The IRS intends to amend the base erosion and anti-abuse tax (BEAT) regulations under Code Secs. 59A and 6038A to defer the applicability date of the reporting of qualified derivative payments (QDPs) until tax years beginning on or after January 1, 2025.


John Hinman, Director, IRS Whistleblower Office highlighted the importance of whistleblower information in identifying noncompliance and reducing the tax gap in an executive column published by the IRS. Each year, the IRS receives thousands of award claims from individuals who identify taxpayers who may not be abiding by U.S. tax laws. The IRS Whistleblower Office ensures that award claims are reviewed by the appropriate IRS business unit, determines whether an award should be paid and the percentage of any award and ensures that approved awards are paid. The IRS has paid over $1.05 billion in over 2,500 awards to whistleblowers since 2007.


A group of Senate Democrats is calling on the IRS to extend the filing deadline for those unable to file for and receive the advanced child tax credit (CTC) due to the processing backlog of individual taxpayer identification number (ITIN) applications.


The IRS has released a Fact Sheet to help taxpayers understand how and why agency representatives may contact them and how to identify them and avoid scams. Generally, the IRS sends a letter or written notice to a taxpayer in advance, but not always.


The American Institute of CPAs offered the Internal Revenue Service a series of recommendations related to proposed regulations for required minimum distributions from individual retirement accounts.


The Government Accountability Office (GAO) issued a report on stimulus checks during the Coronavirus 2019 (COVID-19) pandemic. From April 2020 to December 2021, the federal government made direct payments to taxpayers totaling $931 billion to address pandemic-related financial stress.


The Organisation for Economic Co-operations and Development (OECD) is delaying the implementation of Pillar One of the landmark agreement on international tax reform.

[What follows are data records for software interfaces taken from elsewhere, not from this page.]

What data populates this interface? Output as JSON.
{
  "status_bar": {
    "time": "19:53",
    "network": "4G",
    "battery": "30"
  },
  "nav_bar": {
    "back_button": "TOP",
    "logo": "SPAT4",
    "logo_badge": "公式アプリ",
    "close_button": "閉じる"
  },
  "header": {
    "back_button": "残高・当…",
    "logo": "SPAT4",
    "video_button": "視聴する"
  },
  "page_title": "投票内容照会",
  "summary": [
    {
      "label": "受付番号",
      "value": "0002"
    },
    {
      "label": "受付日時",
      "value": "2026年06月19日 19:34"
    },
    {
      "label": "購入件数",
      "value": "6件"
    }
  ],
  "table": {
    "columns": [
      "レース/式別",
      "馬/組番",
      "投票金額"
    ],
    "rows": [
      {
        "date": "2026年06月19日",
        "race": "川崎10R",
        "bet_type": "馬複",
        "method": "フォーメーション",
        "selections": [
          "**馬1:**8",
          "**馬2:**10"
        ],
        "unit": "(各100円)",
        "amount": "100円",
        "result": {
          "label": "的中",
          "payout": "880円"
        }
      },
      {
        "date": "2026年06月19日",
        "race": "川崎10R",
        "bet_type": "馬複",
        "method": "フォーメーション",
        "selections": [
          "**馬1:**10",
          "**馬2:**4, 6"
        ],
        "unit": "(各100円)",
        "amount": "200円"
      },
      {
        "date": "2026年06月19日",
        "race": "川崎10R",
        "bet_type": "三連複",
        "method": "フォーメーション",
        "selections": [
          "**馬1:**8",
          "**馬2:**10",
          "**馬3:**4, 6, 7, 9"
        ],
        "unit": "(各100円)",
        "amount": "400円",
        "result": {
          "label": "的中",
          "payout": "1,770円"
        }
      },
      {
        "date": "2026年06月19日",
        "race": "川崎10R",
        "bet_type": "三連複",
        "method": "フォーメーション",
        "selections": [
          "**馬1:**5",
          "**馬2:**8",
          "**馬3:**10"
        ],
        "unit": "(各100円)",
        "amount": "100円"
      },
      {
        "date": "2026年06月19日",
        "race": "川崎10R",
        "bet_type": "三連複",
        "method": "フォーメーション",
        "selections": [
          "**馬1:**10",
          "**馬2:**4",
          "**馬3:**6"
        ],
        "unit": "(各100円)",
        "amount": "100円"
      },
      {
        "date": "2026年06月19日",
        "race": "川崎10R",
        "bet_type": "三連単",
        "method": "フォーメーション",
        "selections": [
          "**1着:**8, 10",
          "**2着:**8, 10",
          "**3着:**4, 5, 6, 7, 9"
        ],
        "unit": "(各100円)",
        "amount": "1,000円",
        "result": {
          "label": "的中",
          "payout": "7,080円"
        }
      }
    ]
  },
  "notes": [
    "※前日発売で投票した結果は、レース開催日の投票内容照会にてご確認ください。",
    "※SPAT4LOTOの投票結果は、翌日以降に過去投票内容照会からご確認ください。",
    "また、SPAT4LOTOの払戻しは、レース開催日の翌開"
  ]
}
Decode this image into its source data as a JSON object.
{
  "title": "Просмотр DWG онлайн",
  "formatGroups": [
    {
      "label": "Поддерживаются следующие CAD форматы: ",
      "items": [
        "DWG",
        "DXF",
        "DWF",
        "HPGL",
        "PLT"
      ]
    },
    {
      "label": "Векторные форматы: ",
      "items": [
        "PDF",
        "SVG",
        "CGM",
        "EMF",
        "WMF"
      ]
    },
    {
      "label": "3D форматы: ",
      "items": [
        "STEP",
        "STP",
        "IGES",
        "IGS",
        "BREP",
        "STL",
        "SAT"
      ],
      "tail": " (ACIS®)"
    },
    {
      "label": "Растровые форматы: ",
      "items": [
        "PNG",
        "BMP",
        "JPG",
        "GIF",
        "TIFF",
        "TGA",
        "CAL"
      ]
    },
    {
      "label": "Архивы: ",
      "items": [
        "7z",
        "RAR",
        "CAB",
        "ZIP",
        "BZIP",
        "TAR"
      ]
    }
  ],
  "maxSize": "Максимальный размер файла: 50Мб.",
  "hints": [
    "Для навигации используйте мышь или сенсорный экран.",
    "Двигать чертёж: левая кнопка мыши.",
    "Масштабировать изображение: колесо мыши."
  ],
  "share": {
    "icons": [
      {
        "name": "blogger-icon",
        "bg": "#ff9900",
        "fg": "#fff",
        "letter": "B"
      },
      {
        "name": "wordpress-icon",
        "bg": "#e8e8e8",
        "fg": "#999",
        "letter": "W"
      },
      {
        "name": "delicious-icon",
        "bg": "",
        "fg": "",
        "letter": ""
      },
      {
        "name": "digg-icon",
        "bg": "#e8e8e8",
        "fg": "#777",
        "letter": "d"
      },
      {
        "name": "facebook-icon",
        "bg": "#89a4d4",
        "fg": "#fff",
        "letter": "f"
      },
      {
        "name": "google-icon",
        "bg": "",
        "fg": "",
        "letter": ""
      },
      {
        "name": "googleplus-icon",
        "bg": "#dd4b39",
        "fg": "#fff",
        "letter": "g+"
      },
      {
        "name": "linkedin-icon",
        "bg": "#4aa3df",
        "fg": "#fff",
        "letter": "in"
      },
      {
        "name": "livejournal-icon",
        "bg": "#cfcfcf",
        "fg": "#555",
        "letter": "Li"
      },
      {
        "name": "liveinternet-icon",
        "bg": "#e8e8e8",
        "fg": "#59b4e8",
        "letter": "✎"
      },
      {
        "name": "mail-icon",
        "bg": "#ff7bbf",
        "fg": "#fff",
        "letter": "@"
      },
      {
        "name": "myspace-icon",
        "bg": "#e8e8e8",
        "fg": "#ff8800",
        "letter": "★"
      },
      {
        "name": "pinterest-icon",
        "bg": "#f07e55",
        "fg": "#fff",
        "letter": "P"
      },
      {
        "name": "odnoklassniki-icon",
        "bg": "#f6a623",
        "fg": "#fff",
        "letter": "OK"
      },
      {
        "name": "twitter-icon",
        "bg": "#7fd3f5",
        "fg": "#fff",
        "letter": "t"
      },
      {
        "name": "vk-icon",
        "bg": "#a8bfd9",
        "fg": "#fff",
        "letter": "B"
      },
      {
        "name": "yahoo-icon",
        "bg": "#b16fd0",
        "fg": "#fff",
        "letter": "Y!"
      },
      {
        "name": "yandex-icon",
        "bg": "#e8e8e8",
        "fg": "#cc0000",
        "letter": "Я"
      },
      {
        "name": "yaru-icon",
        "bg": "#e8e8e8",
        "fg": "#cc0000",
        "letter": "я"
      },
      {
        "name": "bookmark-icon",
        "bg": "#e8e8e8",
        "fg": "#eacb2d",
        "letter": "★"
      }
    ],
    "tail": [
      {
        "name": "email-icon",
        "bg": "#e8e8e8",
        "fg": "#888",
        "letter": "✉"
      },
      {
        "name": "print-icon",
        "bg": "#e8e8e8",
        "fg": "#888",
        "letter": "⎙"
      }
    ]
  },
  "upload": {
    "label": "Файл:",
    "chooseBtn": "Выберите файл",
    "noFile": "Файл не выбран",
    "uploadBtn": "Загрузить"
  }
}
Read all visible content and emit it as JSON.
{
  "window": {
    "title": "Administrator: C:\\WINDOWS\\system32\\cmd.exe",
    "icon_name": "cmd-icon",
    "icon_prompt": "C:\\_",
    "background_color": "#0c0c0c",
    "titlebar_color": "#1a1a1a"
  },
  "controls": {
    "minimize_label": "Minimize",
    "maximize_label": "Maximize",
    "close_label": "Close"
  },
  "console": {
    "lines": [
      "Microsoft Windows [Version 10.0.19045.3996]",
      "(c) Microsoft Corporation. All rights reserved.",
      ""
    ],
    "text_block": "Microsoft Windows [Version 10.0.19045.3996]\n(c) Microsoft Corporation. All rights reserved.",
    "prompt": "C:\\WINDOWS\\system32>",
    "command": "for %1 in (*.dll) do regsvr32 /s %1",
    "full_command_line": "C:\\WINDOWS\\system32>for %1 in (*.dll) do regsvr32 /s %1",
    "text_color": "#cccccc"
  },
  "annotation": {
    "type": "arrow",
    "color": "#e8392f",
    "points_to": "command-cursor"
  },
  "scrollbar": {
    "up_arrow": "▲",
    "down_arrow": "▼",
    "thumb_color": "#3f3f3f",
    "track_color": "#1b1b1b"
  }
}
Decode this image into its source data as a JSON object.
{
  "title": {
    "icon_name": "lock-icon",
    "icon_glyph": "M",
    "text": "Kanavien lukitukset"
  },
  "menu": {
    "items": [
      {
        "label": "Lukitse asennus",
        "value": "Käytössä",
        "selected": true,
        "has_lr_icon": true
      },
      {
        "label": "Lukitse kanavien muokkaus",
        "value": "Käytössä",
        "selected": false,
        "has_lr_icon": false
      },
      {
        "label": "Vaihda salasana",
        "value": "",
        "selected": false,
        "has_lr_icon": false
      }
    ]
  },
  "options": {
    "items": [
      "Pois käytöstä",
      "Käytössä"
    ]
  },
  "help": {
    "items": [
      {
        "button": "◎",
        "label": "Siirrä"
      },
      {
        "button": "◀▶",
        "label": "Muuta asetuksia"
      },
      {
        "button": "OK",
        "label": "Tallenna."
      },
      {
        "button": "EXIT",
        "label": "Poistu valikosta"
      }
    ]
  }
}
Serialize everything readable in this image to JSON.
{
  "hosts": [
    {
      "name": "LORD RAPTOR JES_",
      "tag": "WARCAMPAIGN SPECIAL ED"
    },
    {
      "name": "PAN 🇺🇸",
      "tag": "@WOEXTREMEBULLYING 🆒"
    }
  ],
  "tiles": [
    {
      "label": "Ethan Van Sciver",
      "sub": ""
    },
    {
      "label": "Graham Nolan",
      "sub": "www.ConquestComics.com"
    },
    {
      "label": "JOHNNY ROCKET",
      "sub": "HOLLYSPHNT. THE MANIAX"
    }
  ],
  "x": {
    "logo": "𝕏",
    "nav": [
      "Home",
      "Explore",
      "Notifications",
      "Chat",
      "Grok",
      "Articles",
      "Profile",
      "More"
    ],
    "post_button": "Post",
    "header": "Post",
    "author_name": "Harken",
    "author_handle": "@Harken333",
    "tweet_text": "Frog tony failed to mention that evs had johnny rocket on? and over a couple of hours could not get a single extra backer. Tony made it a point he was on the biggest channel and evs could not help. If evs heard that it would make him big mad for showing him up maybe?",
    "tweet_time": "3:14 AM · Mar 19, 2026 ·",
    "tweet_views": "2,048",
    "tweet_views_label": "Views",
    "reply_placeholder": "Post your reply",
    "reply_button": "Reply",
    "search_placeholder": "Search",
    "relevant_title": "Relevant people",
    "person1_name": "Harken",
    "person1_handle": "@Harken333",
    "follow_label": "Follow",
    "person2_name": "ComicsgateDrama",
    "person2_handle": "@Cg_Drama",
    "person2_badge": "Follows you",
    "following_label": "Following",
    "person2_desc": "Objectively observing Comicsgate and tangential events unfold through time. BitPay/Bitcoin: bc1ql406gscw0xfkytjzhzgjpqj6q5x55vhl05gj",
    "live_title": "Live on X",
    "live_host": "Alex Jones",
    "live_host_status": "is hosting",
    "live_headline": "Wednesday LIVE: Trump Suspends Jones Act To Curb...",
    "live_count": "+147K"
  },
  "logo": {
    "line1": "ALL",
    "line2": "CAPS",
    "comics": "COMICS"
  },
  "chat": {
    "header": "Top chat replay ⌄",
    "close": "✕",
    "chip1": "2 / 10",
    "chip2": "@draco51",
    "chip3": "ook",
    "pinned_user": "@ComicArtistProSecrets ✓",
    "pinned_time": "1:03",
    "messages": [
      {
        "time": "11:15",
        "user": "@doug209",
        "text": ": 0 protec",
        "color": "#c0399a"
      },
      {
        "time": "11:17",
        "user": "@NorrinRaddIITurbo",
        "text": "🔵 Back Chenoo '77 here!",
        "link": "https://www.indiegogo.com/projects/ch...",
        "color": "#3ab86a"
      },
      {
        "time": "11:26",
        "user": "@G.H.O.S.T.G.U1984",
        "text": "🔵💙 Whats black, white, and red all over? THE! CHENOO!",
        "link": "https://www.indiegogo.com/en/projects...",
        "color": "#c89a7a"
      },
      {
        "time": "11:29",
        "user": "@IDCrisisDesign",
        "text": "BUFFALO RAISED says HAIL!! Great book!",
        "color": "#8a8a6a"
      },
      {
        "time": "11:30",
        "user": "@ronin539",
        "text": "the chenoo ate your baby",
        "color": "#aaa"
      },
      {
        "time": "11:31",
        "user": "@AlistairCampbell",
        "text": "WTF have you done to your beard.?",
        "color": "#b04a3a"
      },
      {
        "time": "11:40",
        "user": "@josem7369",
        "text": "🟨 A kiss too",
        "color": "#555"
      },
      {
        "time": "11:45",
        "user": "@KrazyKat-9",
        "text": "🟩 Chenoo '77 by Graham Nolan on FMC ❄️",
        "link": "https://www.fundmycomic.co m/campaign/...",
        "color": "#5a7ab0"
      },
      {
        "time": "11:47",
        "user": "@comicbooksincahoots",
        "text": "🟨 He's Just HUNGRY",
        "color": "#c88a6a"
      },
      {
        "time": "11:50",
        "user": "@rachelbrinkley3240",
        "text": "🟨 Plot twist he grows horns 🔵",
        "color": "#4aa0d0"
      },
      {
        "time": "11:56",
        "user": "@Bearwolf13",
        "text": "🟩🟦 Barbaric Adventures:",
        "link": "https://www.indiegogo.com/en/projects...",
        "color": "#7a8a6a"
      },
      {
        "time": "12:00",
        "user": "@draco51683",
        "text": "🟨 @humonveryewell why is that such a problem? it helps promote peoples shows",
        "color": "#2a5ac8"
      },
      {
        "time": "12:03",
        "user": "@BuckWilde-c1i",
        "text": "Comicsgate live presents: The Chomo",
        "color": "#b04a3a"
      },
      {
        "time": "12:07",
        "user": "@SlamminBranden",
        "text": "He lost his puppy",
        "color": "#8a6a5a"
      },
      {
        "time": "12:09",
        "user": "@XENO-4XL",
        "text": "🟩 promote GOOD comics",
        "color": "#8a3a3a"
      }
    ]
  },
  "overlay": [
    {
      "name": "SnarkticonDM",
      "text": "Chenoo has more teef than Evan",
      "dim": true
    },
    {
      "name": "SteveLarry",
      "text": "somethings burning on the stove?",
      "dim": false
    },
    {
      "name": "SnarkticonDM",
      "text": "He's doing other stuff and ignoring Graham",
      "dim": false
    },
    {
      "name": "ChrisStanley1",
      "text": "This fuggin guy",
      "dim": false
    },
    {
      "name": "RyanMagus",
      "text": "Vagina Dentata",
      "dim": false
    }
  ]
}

Q: After what period is my federal tax return safe from audit? A: Generally, the time-frame within which the IRS can examine a federal tax return you have filed is three years. To be more specific, Code Sec. 6501 states that the IRS has three years from the later of the deadline for filing the return (usually April 15th for individuals) or, if later, the date you actually filed the return on a requested filing extension or otherwise. This means that if you file your 2014 return on July 10, 2015, the IRS will have until July 10, 2018 to look at it and "assess a deficiency;" not April 15, 2018.